| What you should do |
Sift the listing for lines that hold the string "Todos" and pull them out.

───── Source information

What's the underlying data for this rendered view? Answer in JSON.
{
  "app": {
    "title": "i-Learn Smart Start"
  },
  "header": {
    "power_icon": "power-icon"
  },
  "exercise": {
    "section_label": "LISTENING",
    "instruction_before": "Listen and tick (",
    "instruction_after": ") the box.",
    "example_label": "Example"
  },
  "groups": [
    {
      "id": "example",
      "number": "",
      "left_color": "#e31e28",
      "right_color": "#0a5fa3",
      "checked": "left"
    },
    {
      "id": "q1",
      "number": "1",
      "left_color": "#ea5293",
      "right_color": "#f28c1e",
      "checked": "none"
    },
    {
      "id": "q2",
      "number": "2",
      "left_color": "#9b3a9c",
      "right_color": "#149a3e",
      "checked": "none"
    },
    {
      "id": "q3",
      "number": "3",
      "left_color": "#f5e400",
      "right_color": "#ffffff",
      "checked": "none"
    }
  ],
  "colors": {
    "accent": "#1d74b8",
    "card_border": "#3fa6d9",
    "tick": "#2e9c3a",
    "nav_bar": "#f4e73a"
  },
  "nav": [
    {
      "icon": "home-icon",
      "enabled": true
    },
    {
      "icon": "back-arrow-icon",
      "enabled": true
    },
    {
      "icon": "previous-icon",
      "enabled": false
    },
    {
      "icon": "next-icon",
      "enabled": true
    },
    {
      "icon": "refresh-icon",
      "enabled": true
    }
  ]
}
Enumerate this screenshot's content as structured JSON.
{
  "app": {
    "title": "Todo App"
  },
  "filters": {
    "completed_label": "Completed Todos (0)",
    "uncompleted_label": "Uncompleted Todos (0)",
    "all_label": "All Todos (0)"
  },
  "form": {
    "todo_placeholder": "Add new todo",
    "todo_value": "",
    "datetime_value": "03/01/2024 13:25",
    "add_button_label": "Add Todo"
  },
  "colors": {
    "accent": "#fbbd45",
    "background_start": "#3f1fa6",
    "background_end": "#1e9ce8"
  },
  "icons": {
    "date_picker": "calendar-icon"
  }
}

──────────

| Answer space |
    "completed_label": "Completed Todos (0)",
    "uncompleted_label": "Uncompleted Todos (0)",
    "all_label": "All Todos (0)"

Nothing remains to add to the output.